▶ [EXERCISE OBJECTIVE]: Please copy every line from the records below that contains the string "Points".

[Element data from apps and pages]

+ + + +

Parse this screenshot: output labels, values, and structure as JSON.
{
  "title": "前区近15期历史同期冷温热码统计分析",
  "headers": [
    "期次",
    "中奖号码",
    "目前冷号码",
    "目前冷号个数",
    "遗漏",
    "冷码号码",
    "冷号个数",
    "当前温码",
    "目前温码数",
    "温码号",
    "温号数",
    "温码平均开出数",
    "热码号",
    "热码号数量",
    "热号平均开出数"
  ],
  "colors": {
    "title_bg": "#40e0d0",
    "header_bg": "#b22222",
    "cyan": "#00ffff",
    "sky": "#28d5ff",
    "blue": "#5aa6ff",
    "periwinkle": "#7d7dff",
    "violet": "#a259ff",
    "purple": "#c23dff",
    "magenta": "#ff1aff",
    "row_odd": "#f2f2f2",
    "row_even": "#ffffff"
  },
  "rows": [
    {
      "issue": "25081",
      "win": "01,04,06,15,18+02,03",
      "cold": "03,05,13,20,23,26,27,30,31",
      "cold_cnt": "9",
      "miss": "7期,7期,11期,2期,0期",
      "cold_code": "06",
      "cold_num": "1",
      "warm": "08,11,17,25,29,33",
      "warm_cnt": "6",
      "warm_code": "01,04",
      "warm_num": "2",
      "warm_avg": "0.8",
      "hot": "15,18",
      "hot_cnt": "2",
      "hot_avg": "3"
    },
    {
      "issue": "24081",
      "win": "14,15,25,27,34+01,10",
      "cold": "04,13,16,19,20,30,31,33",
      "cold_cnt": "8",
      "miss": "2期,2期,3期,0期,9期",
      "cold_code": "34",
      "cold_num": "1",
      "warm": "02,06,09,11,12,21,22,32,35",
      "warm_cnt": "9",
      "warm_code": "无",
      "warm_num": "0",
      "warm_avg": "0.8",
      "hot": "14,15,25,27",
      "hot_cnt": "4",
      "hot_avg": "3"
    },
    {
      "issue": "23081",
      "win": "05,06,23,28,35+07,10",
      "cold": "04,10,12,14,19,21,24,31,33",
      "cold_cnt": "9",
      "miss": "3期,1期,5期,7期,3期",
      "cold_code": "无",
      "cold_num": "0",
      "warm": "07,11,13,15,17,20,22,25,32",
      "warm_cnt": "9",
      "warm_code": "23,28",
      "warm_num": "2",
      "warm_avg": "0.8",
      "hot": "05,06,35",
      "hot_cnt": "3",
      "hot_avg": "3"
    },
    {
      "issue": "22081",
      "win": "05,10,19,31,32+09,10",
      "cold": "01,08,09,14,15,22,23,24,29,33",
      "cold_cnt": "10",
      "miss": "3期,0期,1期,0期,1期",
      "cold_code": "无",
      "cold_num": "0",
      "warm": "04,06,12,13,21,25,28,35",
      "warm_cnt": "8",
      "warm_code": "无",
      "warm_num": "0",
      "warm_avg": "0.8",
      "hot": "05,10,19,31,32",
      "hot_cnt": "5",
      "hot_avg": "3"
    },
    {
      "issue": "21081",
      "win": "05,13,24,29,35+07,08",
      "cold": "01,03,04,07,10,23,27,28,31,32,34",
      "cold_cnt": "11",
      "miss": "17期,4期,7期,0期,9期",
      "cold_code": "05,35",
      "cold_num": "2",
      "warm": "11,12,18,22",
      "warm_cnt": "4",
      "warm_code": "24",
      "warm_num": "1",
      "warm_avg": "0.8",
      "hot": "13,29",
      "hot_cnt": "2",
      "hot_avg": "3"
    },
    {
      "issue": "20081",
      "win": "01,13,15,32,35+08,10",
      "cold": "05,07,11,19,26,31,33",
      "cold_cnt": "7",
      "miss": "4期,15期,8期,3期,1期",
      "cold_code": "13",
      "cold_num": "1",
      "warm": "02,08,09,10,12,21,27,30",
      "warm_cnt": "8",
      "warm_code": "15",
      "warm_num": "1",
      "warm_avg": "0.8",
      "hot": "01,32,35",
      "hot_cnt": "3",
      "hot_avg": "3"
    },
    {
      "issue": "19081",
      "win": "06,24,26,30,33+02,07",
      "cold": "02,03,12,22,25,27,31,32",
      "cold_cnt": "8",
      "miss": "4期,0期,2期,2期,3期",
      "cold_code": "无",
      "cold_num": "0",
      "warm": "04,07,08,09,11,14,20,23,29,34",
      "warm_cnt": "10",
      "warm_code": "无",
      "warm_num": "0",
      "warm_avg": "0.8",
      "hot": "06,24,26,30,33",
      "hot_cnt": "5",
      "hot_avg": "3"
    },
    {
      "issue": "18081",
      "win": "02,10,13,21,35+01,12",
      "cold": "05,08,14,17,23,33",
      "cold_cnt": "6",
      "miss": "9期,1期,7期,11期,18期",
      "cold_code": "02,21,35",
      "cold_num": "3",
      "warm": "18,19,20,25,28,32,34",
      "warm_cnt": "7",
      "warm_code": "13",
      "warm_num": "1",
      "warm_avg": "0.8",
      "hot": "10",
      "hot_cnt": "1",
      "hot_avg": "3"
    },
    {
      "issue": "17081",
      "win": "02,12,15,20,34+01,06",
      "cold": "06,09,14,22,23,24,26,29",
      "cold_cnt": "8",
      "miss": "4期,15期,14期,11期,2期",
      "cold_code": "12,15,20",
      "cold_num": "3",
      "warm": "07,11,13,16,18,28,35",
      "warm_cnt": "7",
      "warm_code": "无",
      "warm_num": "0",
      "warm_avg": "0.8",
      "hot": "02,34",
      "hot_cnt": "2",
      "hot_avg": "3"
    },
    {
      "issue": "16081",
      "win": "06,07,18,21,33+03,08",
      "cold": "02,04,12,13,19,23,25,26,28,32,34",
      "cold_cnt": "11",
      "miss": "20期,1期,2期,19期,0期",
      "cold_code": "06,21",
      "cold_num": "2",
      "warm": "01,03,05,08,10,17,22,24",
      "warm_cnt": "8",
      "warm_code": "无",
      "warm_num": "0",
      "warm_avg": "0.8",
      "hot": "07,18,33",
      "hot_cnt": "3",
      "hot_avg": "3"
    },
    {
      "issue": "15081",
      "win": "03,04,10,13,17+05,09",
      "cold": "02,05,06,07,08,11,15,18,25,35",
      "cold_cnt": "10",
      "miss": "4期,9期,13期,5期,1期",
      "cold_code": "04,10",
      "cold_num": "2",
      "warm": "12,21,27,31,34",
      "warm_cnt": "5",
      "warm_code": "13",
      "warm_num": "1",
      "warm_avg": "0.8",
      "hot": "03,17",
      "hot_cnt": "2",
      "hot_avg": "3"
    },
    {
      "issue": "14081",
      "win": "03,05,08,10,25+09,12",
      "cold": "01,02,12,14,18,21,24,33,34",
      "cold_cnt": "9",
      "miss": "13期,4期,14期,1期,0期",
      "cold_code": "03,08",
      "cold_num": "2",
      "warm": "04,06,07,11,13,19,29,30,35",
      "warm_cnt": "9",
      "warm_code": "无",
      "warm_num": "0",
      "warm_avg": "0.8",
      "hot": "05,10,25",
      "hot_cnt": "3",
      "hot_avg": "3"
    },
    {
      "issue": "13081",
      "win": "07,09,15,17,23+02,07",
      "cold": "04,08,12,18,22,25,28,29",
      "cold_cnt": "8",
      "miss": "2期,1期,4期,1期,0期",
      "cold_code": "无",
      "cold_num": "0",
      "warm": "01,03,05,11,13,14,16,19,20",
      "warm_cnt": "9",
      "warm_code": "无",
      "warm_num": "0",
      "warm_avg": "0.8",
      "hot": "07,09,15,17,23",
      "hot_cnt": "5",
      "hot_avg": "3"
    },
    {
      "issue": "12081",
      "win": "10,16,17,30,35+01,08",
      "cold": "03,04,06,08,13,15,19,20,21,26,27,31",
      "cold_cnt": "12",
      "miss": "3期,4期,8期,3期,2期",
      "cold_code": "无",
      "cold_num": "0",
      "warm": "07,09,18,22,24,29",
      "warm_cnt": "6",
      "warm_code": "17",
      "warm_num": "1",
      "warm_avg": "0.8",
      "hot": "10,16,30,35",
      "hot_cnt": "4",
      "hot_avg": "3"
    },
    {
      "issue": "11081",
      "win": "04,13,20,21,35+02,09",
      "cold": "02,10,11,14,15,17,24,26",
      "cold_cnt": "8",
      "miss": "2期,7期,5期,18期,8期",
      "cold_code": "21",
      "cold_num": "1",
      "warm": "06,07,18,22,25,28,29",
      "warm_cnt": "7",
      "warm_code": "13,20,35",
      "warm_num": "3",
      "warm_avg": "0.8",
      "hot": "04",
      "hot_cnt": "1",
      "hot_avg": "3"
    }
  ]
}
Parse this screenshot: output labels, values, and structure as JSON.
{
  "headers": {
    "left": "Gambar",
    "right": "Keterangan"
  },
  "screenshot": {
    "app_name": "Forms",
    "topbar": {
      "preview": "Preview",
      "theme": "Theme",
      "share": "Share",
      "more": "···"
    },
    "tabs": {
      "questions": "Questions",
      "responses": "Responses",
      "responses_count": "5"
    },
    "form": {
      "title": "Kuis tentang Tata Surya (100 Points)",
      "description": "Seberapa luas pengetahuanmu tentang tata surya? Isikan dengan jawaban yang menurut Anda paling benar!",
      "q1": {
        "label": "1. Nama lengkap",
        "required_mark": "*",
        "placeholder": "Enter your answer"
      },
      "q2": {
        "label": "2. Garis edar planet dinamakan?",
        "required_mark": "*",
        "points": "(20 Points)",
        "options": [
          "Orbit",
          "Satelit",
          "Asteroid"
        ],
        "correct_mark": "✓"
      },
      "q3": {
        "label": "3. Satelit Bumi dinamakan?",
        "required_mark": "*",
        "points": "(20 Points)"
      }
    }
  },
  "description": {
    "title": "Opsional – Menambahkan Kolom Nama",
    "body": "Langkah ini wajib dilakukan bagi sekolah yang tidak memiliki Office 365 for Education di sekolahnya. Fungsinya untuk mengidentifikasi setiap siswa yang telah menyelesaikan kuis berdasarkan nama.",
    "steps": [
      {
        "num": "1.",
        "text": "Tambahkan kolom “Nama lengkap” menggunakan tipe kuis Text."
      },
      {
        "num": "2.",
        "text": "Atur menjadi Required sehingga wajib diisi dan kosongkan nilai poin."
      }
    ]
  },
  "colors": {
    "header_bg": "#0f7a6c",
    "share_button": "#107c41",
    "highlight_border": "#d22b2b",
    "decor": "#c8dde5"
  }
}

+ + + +

▶ [SOLUTION TO THIS PROBLEM]:
      "title": "Kuis tentang Tata Surya (100 Points)",
        "points": "(20 Points)",
        "points": "(20 Points)"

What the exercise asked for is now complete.